After I had the joy of training a group from Lake Oconee Presbyterian Church, the newly trained team began building two sheds for Albany, Georgia which had just suffered severe storm damage. This Community Spotlight Radio Interview with the leader of the Lake Oconee team, Dick Forrester, was recorded the week after the shed-build.
Blue skies and a beautiful day greeted Rowlett residents who came out of their homes on December 26 this year. Quite a change from last year, when they came out to a scene of destruction on all sides after a F4 tornado ripped through their community. This tornado damaged 6,000 homes and injured 23 people in Rowlett, one fatally.

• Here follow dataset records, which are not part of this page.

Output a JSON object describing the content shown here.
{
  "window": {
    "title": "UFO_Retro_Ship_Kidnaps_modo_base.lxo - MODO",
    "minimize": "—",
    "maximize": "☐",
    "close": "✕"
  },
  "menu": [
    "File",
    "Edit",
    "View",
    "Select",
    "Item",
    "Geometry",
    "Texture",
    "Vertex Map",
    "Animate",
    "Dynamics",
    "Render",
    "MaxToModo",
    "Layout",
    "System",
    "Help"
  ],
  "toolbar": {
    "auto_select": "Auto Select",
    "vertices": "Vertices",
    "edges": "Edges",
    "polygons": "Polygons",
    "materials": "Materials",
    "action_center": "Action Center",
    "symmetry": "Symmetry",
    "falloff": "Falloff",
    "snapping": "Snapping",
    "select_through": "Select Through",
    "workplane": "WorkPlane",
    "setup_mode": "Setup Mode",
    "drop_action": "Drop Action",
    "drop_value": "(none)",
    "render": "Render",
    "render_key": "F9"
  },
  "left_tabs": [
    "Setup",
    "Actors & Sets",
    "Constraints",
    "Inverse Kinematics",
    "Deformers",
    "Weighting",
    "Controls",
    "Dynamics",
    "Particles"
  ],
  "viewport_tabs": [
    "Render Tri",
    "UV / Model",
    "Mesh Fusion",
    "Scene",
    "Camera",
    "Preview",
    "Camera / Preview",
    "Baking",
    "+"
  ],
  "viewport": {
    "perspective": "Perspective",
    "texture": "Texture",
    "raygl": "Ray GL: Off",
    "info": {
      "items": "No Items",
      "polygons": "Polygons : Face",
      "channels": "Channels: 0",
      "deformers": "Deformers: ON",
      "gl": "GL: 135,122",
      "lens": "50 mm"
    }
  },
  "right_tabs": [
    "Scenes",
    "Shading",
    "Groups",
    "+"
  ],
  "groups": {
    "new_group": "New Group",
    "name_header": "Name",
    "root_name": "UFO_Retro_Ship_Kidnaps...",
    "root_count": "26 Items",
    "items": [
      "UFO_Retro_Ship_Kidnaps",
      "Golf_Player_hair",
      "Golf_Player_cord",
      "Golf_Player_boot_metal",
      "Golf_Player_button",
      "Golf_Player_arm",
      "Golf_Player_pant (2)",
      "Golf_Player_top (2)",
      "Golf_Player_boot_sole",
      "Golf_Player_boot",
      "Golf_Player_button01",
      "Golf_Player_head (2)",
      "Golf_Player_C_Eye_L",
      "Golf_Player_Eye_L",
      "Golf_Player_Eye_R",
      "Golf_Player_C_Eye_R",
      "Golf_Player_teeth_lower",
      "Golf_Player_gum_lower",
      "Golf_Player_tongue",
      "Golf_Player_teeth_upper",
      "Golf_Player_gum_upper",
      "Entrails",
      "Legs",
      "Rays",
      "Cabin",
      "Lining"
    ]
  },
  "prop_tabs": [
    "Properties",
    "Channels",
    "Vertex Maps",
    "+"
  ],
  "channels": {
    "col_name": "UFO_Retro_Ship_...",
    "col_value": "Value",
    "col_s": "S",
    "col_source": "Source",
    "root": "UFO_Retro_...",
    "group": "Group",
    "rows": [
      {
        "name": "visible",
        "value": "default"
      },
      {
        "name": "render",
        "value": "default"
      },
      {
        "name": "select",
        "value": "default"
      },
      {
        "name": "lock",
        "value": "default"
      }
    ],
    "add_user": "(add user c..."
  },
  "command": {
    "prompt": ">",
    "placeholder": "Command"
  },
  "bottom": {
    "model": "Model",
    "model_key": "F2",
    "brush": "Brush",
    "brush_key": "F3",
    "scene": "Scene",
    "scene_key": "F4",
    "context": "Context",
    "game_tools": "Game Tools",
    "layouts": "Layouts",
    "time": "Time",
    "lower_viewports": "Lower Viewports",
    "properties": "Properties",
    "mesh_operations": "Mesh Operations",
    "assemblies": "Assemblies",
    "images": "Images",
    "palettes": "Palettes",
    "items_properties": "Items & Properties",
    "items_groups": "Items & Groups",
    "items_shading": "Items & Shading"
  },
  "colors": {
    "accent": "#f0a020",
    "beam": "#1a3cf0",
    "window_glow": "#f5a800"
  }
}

After the tornado, the long process of cleanup began. The storm debris removed was enough to fill 3 football fields to a height of 30 feet. This is the height of the commemorative sculpture that will grace a reflection area in Schrade Bluebonnet Park in Rowlett. A model of the sculpture was unveiled at the Tornado Anniversary Remembrance this past Monday. It depicts a phoenix rising from a tornado, and materials will incorporate parts of the Rowlett water tower that was damaged beyond repair during the tornado.
What follows an F4 tornado? Opportunities! Open doors! Rowlett, Texas was devastated by an F4 tornado on Boxing Day (December 26th), and an immediate curfew was put in place to protect against looting. But Sheds of Hope was springing into action. Ready for deployment, two sheds were already being readied for transport. Back in September, Bethel Church of Dallas had built two sheds and stored them in anticipation of the next disaster. Little did they know that a lady who had grown up in their church would be a tornado victim in December. Because of their preparations, as soon as the Rowlett curfew was lifted, Bethel was able to set up a shed on her property so that she could store her salvaged belongings. As of today, Sheds of Hope has identified nine families in the disaster area that are connected to PCA churches. We have set up three sheds on site. Park Cities Presbyterian Church of Dallas has set up one of the sheds that was pre-built by John Browne and Rick Lenz; Bethel Church set up the other pre-built shed and has two more in the pipeline. Christ Community Church of Frisco pre-built two sheds last weekend and will set them up soon. Volunteers are coming out to help with pre-building and set up. Why not get involved? You can pray, you can build, you can give. Whatever God puts on your heart, we can use! Please pray that as Sheds of Hope start rising in Rowlett, we will be able to talk to other families in the devastated area and be able to give them hope, and maybe a shed.
Seventeen sheds have been built in Van, TX, and one in Dallas, TX. A shout-out to Bethel Church – Dallas, and to Christ Community – Frisco who now holds the record for setting up a prebuilt shed in 1 hour and 28 minutes. Also, to Park Cities – Dallas, Grace Covenant – Dallas, GA, Redeemer Church – Waco, and to Brian Sterenberg from Denton Presbyterian who help build the one in Dallas. The final shed was finished in Van on September 23rd.
A Second Career Volunteer, Craig Gibson from Kingsport, TN, joined me on site in September. During the two weeks Craig spent in Van with me, we helped set up two pre-built sheds and built two sheds from scratch. We cut and built these sheds on the newly designed Sheds of Hope Workbench .
My support was at 31% at the end of March, 50% at the end of June, and is now 59% at the end of September. Thanks to all who are helping me minister to families and churches through Sheds of Hope.
Pray that I will be able to schedule more Sheds of Hope training workshops around the country.
Pray for South Carolina as they work through the recovery efforts after all of the flooding. Also for Corsicana and other areas of Texas after flash floods.
Pray that my support would be at 75% by the end of December.
It’s exciting to see what a few sheds can mean to a community. As sheds have gone up in a low-income part of Van, it has encouraged the people to work together to improve their own homes. Paint is going on new siding, and there’s even talk of getting together for a cook out “like we used to do.” There is even talk that a playground may be given to the neighborhood as a result of a damaged school having to relocate. How about you? Why not get involved with Sheds of Hope – you can pray, build, give, and encourage others. All it takes is a little time and a lot of love.